Directions for this task
Every entry is to be returned as it stands, apart from the pictures.

Records shown
+ + + + + + +

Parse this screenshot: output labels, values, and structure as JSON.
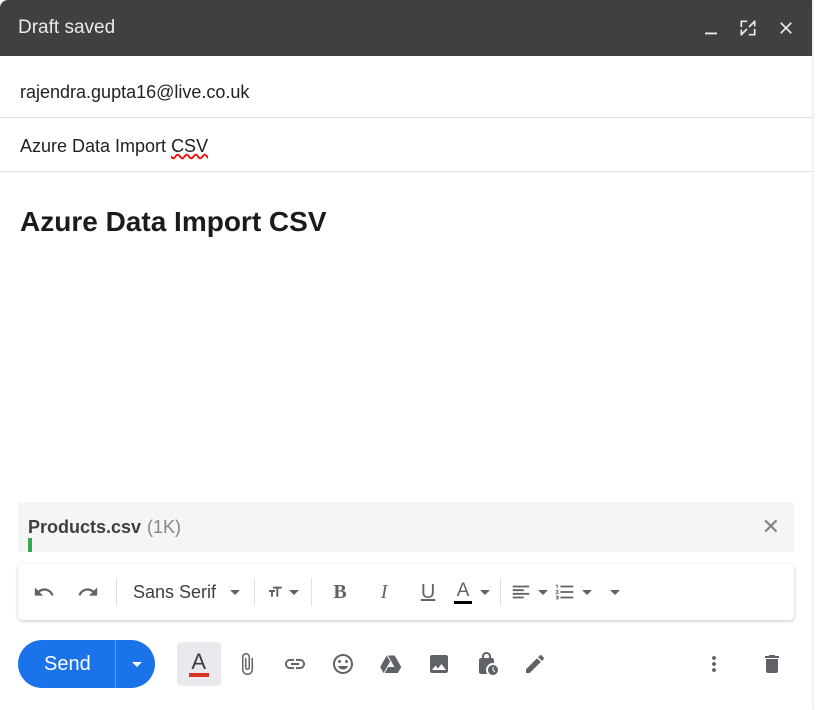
{
  "header": {
    "title": "Draft saved"
  },
  "recipients": {
    "to": "rajendra.gupta16@live.co.uk"
  },
  "subject": {
    "prefix": "Azure Data Import ",
    "misspelled": "CSV"
  },
  "body": {
    "heading": "Azure Data Import CSV"
  },
  "attachment": {
    "filename": "Products.csv",
    "size": "(1K)"
  },
  "formatting": {
    "font": "Sans Serif"
  },
  "actions": {
    "send": "Send"
  }
}
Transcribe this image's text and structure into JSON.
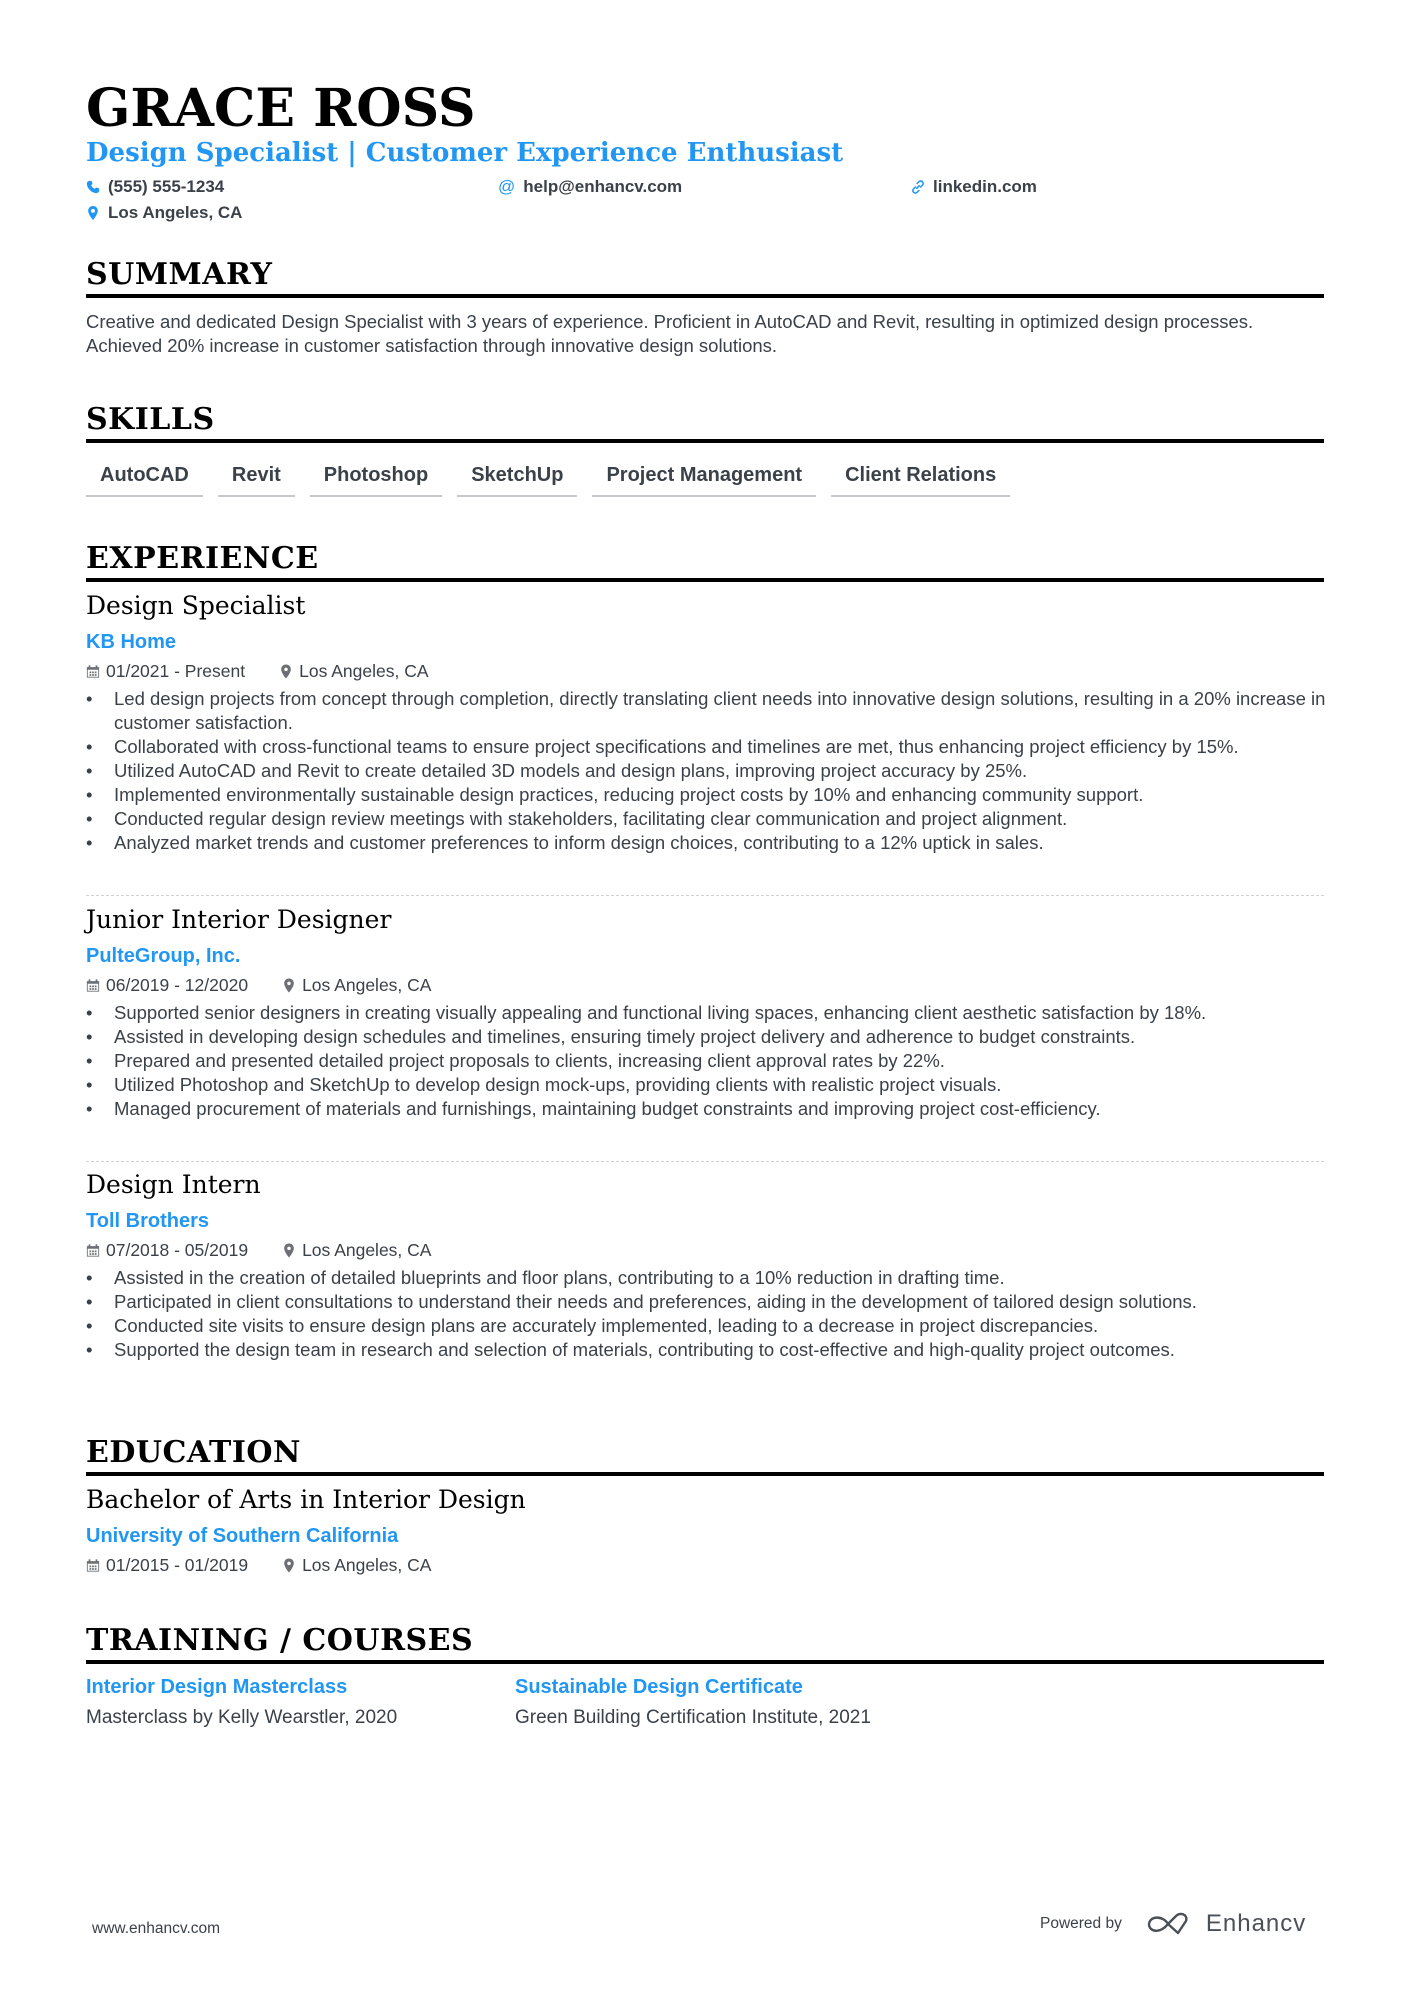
{
  "header": {
    "name": "GRACE ROSS",
    "title": "Design Specialist | Customer Experience Enthusiast",
    "phone": "(555) 555-1234",
    "email": "help@enhancv.com",
    "linkedin": "linkedin.com",
    "location": "Los Angeles, CA",
    "accent_color": "#2196f3"
  },
  "summary": {
    "heading": "SUMMARY",
    "text": "Creative and dedicated Design Specialist with 3 years of experience. Proficient in AutoCAD and Revit, resulting in optimized design processes. Achieved 20% increase in customer satisfaction through innovative design solutions."
  },
  "skills": {
    "heading": "SKILLS",
    "items": [
      "AutoCAD",
      "Revit",
      "Photoshop",
      "SketchUp",
      "Project Management",
      "Client Relations"
    ]
  },
  "experience": {
    "heading": "EXPERIENCE",
    "jobs": [
      {
        "title": "Design Specialist",
        "company": "KB Home",
        "dates": "01/2021 - Present",
        "location": "Los Angeles, CA",
        "bullets": [
          "Led design projects from concept through completion, directly translating client needs into innovative design solutions, resulting in a 20% increase in customer satisfaction.",
          "Collaborated with cross-functional teams to ensure project specifications and timelines are met, thus enhancing project efficiency by 15%.",
          "Utilized AutoCAD and Revit to create detailed 3D models and design plans, improving project accuracy by 25%.",
          "Implemented environmentally sustainable design practices, reducing project costs by 10% and enhancing community support.",
          "Conducted regular design review meetings with stakeholders, facilitating clear communication and project alignment.",
          "Analyzed market trends and customer preferences to inform design choices, contributing to a 12% uptick in sales."
        ]
      },
      {
        "title": "Junior Interior Designer",
        "company": "PulteGroup, Inc.",
        "dates": "06/2019 - 12/2020",
        "location": "Los Angeles, CA",
        "bullets": [
          "Supported senior designers in creating visually appealing and functional living spaces, enhancing client aesthetic satisfaction by 18%.",
          "Assisted in developing design schedules and timelines, ensuring timely project delivery and adherence to budget constraints.",
          "Prepared and presented detailed project proposals to clients, increasing client approval rates by 22%.",
          "Utilized Photoshop and SketchUp to develop design mock-ups, providing clients with realistic project visuals.",
          "Managed procurement of materials and furnishings, maintaining budget constraints and improving project cost-efficiency."
        ]
      },
      {
        "title": "Design Intern",
        "company": "Toll Brothers",
        "dates": "07/2018 - 05/2019",
        "location": "Los Angeles, CA",
        "bullets": [
          "Assisted in the creation of detailed blueprints and floor plans, contributing to a 10% reduction in drafting time.",
          "Participated in client consultations to understand their needs and preferences, aiding in the development of tailored design solutions.",
          "Conducted site visits to ensure design plans are accurately implemented, leading to a decrease in project discrepancies.",
          "Supported the design team in research and selection of materials, contributing to cost-effective and high-quality project outcomes."
        ]
      }
    ]
  },
  "education": {
    "heading": "EDUCATION",
    "degree": "Bachelor of Arts in Interior Design",
    "school": "University of Southern California",
    "dates": "01/2015 - 01/2019",
    "location": "Los Angeles, CA"
  },
  "training": {
    "heading": "TRAINING / COURSES",
    "courses": [
      {
        "title": "Interior Design Masterclass",
        "description": "Masterclass by Kelly Wearstler, 2020"
      },
      {
        "title": "Sustainable Design Certificate",
        "description": "Green Building Certification Institute, 2021"
      }
    ]
  },
  "footer": {
    "website": "www.enhancv.com",
    "powered_by": "Powered by",
    "brand": "Enhancv"
  }
}
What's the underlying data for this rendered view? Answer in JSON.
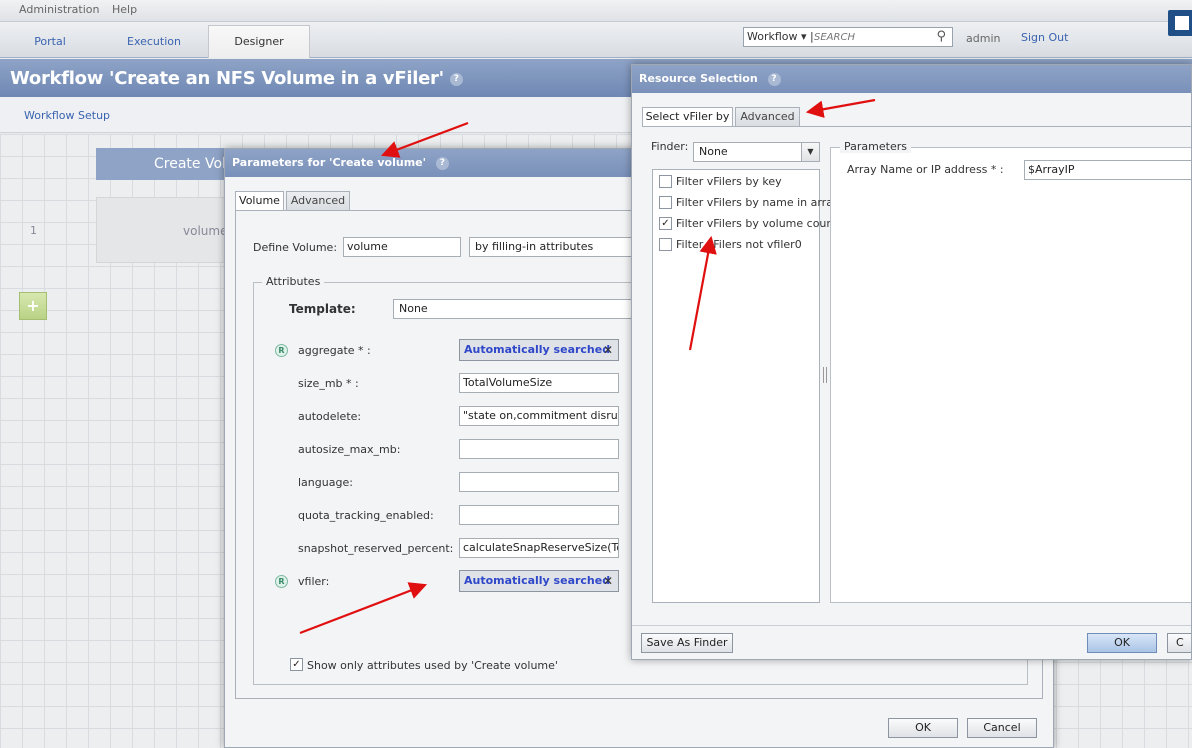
{
  "menubar": {
    "items": [
      "Administration",
      "Help"
    ]
  },
  "nav": {
    "tabs": [
      {
        "label": "Portal",
        "active": false
      },
      {
        "label": "Execution",
        "active": false
      },
      {
        "label": "Designer",
        "active": true
      }
    ],
    "search": {
      "scope": "Workflow ▾ |",
      "placeholder": "SEARCH"
    },
    "user": "admin",
    "sign_out": "Sign Out"
  },
  "page": {
    "title": "Workflow 'Create an NFS Volume in a vFiler'",
    "subnav": "Workflow Setup",
    "row_number": "1",
    "command_header": "Create Vol",
    "command_cell": "volume",
    "add_row": "+"
  },
  "params_dialog": {
    "title": "Parameters for 'Create volume'",
    "tabs": [
      "Volume",
      "Advanced"
    ],
    "define_label": "Define Volume:",
    "define_value": "volume",
    "define_mode": "by filling-in attributes",
    "attributes_legend": "Attributes",
    "template_label": "Template:",
    "template_value": "None",
    "attributes": [
      {
        "name": "aggregate * :",
        "value": "Automatically searched",
        "auto": true,
        "badge": "R"
      },
      {
        "name": "size_mb * :",
        "value": "TotalVolumeSize"
      },
      {
        "name": "autodelete:",
        "value": "\"state on,commitment disrupt,tri"
      },
      {
        "name": "autosize_max_mb:",
        "value": ""
      },
      {
        "name": "language:",
        "value": ""
      },
      {
        "name": "quota_tracking_enabled:",
        "value": ""
      },
      {
        "name": "snapshot_reserved_percent:",
        "value": "calculateSnapReserveSize(TotalV"
      },
      {
        "name": "vfiler:",
        "value": "Automatically searched",
        "auto": true,
        "badge": "R"
      }
    ],
    "remove_glyph": "✕",
    "show_only_label": "Show only attributes used by 'Create volume'",
    "ok": "OK",
    "cancel": "Cancel"
  },
  "resource_dialog": {
    "title": "Resource Selection",
    "tabs": [
      "Select vFiler by",
      "Advanced"
    ],
    "finder_label": "Finder:",
    "finder_value": "None",
    "filters": [
      {
        "label": "Filter vFilers by key",
        "checked": false
      },
      {
        "label": "Filter vFilers by name in array",
        "checked": false
      },
      {
        "label": "Filter vFilers by volume count",
        "checked": true
      },
      {
        "label": "Filter vFilers not vfiler0",
        "checked": false
      }
    ],
    "parameters_legend": "Parameters",
    "param_label": "Array Name or IP address * :",
    "param_value": "$ArrayIP",
    "save_as_finder": "Save As Finder",
    "ok": "OK",
    "cancel": "C"
  },
  "colors": {
    "accent": "#7990b9",
    "link": "#3a64b0",
    "auto_text": "#2f47c9",
    "annotation_arrow": "#e01010"
  }
}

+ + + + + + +

Exercise answer
Parse this screenshot: output labels, values, and structure as JSON.
{
  "header": {
    "title": "Draft saved"
  },
  "recipients": {
    "to": "rajendra.gupta16@live.co.uk"
  },
  "subject": {
    "prefix": "Azure Data Import ",
    "misspelled": "CSV"
  },
  "body": {
    "heading": "Azure Data Import CSV"
  },
  "attachment": {
    "filename": "Products.csv",
    "size": "(1K)"
  },
  "formatting": {
    "font": "Sans Serif"
  },
  "actions": {
    "send": "Send"
  }
}
Transcribe this image's text and structure into JSON.
{
  "header": {
    "name": "GRACE ROSS",
    "title": "Design Specialist | Customer Experience Enthusiast",
    "phone": "(555) 555-1234",
    "email": "help@enhancv.com",
    "linkedin": "linkedin.com",
    "location": "Los Angeles, CA",
    "accent_color": "#2196f3"
  },
  "summary": {
    "heading": "SUMMARY",
    "text": "Creative and dedicated Design Specialist with 3 years of experience. Proficient in AutoCAD and Revit, resulting in optimized design processes. Achieved 20% increase in customer satisfaction through innovative design solutions."
  },
  "skills": {
    "heading": "SKILLS",
    "items": [
      "AutoCAD",
      "Revit",
      "Photoshop",
      "SketchUp",
      "Project Management",
      "Client Relations"
    ]
  },
  "experience": {
    "heading": "EXPERIENCE",
    "jobs": [
      {
        "title": "Design Specialist",
        "company": "KB Home",
        "dates": "01/2021 - Present",
        "location": "Los Angeles, CA",
        "bullets": [
          "Led design projects from concept through completion, directly translating client needs into innovative design solutions, resulting in a 20% increase in customer satisfaction.",
          "Collaborated with cross-functional teams to ensure project specifications and timelines are met, thus enhancing project efficiency by 15%.",
          "Utilized AutoCAD and Revit to create detailed 3D models and design plans, improving project accuracy by 25%.",
          "Implemented environmentally sustainable design practices, reducing project costs by 10% and enhancing community support.",
          "Conducted regular design review meetings with stakeholders, facilitating clear communication and project alignment.",
          "Analyzed market trends and customer preferences to inform design choices, contributing to a 12% uptick in sales."
        ]
      },
      {
        "title": "Junior Interior Designer",
        "company": "PulteGroup, Inc.",
        "dates": "06/2019 - 12/2020",
        "location": "Los Angeles, CA",
        "bullets": [
          "Supported senior designers in creating visually appealing and functional living spaces, enhancing client aesthetic satisfaction by 18%.",
          "Assisted in developing design schedules and timelines, ensuring timely project delivery and adherence to budget constraints.",
          "Prepared and presented detailed project proposals to clients, increasing client approval rates by 22%.",
          "Utilized Photoshop and SketchUp to develop design mock-ups, providing clients with realistic project visuals.",
          "Managed procurement of materials and furnishings, maintaining budget constraints and improving project cost-efficiency."
        ]
      },
      {
        "title": "Design Intern",
        "company": "Toll Brothers",
        "dates": "07/2018 - 05/2019",
        "location": "Los Angeles, CA",
        "bullets": [
          "Assisted in the creation of detailed blueprints and floor plans, contributing to a 10% reduction in drafting time.",
          "Participated in client consultations to understand their needs and preferences, aiding in the development of tailored design solutions.",
          "Conducted site visits to ensure design plans are accurately implemented, leading to a decrease in project discrepancies.",
          "Supported the design team in research and selection of materials, contributing to cost-effective and high-quality project outcomes."
        ]
      }
    ]
  },
  "education": {
    "heading": "EDUCATION",
    "degree": "Bachelor of Arts in Interior Design",
    "school": "University of Southern California",
    "dates": "01/2015 - 01/2019",
    "location": "Los Angeles, CA"
  },
  "training": {
    "heading": "TRAINING / COURSES",
    "courses": [
      {
        "title": "Interior Design Masterclass",
        "description": "Masterclass by Kelly Wearstler, 2020"
      },
      {
        "title": "Sustainable Design Certificate",
        "description": "Green Building Certification Institute, 2021"
      }
    ]
  },
  "footer": {
    "website": "www.enhancv.com",
    "powered_by": "Powered by",
    "brand": "Enhancv"
  }
}
What's the underlying data for this rendered view? Answer in JSON.
{
  "menubar": {
    "items": [
      "Administration",
      "Help"
    ]
  },
  "nav": {
    "tabs": [
      {
        "label": "Portal",
        "active": false
      },
      {
        "label": "Execution",
        "active": false
      },
      {
        "label": "Designer",
        "active": true
      }
    ],
    "search": {
      "scope": "Workflow ▾ |",
      "placeholder": "SEARCH"
    },
    "user": "admin",
    "sign_out": "Sign Out"
  },
  "page": {
    "title": "Workflow 'Create an NFS Volume in a vFiler'",
    "subnav": "Workflow Setup",
    "row_number": "1",
    "command_header": "Create Vol",
    "command_cell": "volume",
    "add_row": "+"
  },
  "params_dialog": {
    "title": "Parameters for 'Create volume'",
    "tabs": [
      "Volume",
      "Advanced"
    ],
    "define_label": "Define Volume:",
    "define_value": "volume",
    "define_mode": "by filling-in attributes",
    "attributes_legend": "Attributes",
    "template_label": "Template:",
    "template_value": "None",
    "attributes": [
      {
        "name": "aggregate * :",
        "value": "Automatically searched",
        "auto": true,
        "badge": "R"
      },
      {
        "name": "size_mb * :",
        "value": "TotalVolumeSize"
      },
      {
        "name": "autodelete:",
        "value": "\"state on,commitment disrupt,tri"
      },
      {
        "name": "autosize_max_mb:",
        "value": ""
      },
      {
        "name": "language:",
        "value": ""
      },
      {
        "name": "quota_tracking_enabled:",
        "value": ""
      },
      {
        "name": "snapshot_reserved_percent:",
        "value": "calculateSnapReserveSize(TotalV"
      },
      {
        "name": "vfiler:",
        "value": "Automatically searched",
        "auto": true,
        "badge": "R"
      }
    ],
    "remove_glyph": "✕",
    "show_only_label": "Show only attributes used by 'Create volume'",
    "ok": "OK",
    "cancel": "Cancel"
  },
  "resource_dialog": {
    "title": "Resource Selection",
    "tabs": [
      "Select vFiler by",
      "Advanced"
    ],
    "finder_label": "Finder:",
    "finder_value": "None",
    "filters": [
      {
        "label": "Filter vFilers by key",
        "checked": false
      },
      {
        "label": "Filter vFilers by name in array",
        "checked": false
      },
      {
        "label": "Filter vFilers by volume count",
        "checked": true
      },
      {
        "label": "Filter vFilers not vfiler0",
        "checked": false
      }
    ],
    "parameters_legend": "Parameters",
    "param_label": "Array Name or IP address * :",
    "param_value": "$ArrayIP",
    "save_as_finder": "Save As Finder",
    "ok": "OK",
    "cancel": "C"
  },
  "colors": {
    "accent": "#7990b9",
    "link": "#3a64b0",
    "auto_text": "#2f47c9",
    "annotation_arrow": "#e01010"
  }
}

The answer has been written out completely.